Another plus for any tea kettle to have is a variety of tea kettles. After all, different types of teas types taste better when brewed at different temperatures. White and green teas taste better when they’re brewed between 170 to 185-degrees Fahrenheit, and black and herbal teas are best brewed at temperatures between 208 to 212 degrees. Oolong teas, on the other hand, are a different type of tea altogether and it does best when it’s brewed between 180 and 190-degrees Fahrenheit exactly. As can be seen, anyone who intends on brewing a lot of different teas, or at least wants the option of brewing a lot of different teas, is probably going to want to choose an electric tea kettle with heating options.
Capacity Size Of The Kettle
Another thing to think about when choosing a tea kettle is the capacity of the kettle.
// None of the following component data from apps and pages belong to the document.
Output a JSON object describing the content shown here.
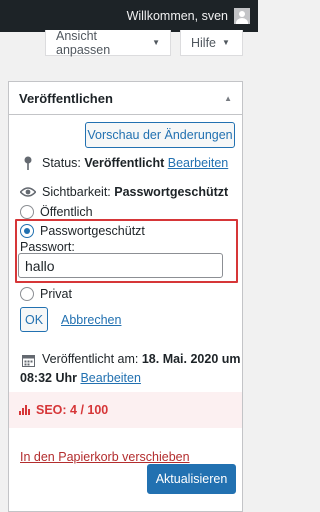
{
  "admin_bar": {
    "greeting": "Willkommen, sven"
  },
  "screen_options": {
    "customize_label": "Ansicht anpassen",
    "help_label": "Hilfe"
  },
  "publish_box": {
    "title": "Veröffentlichen",
    "preview_label": "Vorschau der Änderungen",
    "status": {
      "label": "Status:",
      "value": "Veröffentlicht",
      "edit": "Bearbeiten"
    },
    "visibility": {
      "label": "Sichtbarkeit:",
      "value": "Passwortgeschützt"
    },
    "visibility_options": [
      "Öffentlich",
      "Passwortgeschützt",
      "Privat"
    ],
    "selected_option": "Passwortgeschützt",
    "password": {
      "label": "Passwort:",
      "value": "hallo"
    },
    "ok_label": "OK",
    "cancel_label": "Abbrechen",
    "published": {
      "label": "Veröffentlicht am:",
      "date": "18. Mai. 2020 um",
      "time": "08:32 Uhr",
      "edit": "Bearbeiten"
    },
    "seo": {
      "label": "SEO: 4 / 100"
    },
    "trash_label": "In den Papierkorb verschieben",
    "update_label": "Aktualisieren"
  },
  "colors": {
    "accent": "#2271b1",
    "error": "#d63638",
    "admin_bar": "#1d2327"
  }
}
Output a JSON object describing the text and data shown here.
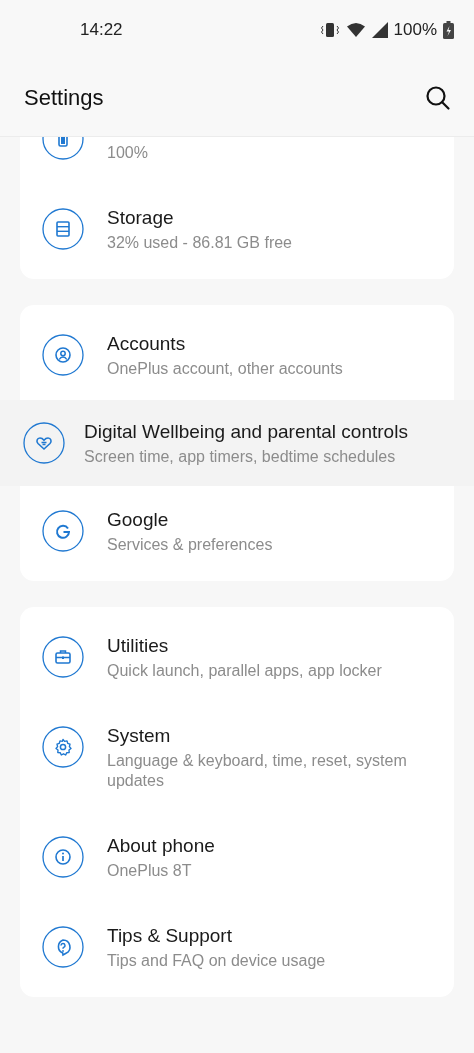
{
  "status_bar": {
    "time": "14:22",
    "battery": "100%"
  },
  "header": {
    "title": "Settings"
  },
  "sections": [
    {
      "items": [
        {
          "kind": "normal",
          "subtitle": "100%"
        },
        {
          "kind": "normal",
          "title": "Storage",
          "subtitle": "32% used - 86.81 GB free"
        }
      ]
    },
    {
      "items": [
        {
          "kind": "normal",
          "title": "Accounts",
          "subtitle": "OnePlus account, other accounts"
        },
        {
          "kind": "dragged",
          "title": "Digital Wellbeing and parental controls",
          "subtitle": "Screen time, app timers, bedtime schedules"
        },
        {
          "kind": "normal",
          "title": "Google",
          "subtitle": "Services & preferences"
        }
      ]
    },
    {
      "items": [
        {
          "kind": "normal",
          "title": "Utilities",
          "subtitle": "Quick launch, parallel apps, app locker"
        },
        {
          "kind": "normal",
          "title": "System",
          "subtitle": "Language & keyboard, time, reset, system updates"
        },
        {
          "kind": "normal",
          "title": "About phone",
          "subtitle": "OnePlus 8T"
        },
        {
          "kind": "normal",
          "title": "Tips & Support",
          "subtitle": "Tips and FAQ on device usage"
        }
      ]
    }
  ]
}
Tea kettles come in a variety of different capacities, so consumers should choose one that fits their needs. Do they need one that only makes a couple of cups, or do they need a larger one that’s suitable for entertaining? All of this is up to the preferences of the consumer, however, there is one thing the consumer should keep in mind. Kettles with larger capacities usually have a larger footprint, which means that it takes up more counter space. So as it can be seen, capacity size and how much counter space it uses go hand in hand.
An Auto Shutoff Feature
An auto-shutoff feature allows the electric kettle to turn itself off after it has reached its temperature. This not only prevents the kettle from scorching the tea but also helps prevent the kettle from becoming a fire hazard. Of course, not all consumers will opt for an auto-shutoff feature, so if it’s not important to them, then the consumer can feel to purchase a model that doesn’t have one.
Other Features To Consider
Now that we’ve gone over the basics, let’s talk about some of the other features that consumers might find useful on their kettle. Keeping the following features in mind will allow consumers to come ever closer to buying the best tea kettle available for their household and their needs. Let’s take a brief look at them.
- Base Cord Storage
- Detachable Cord
- Keep Warm Feature
- Visible Water Gauge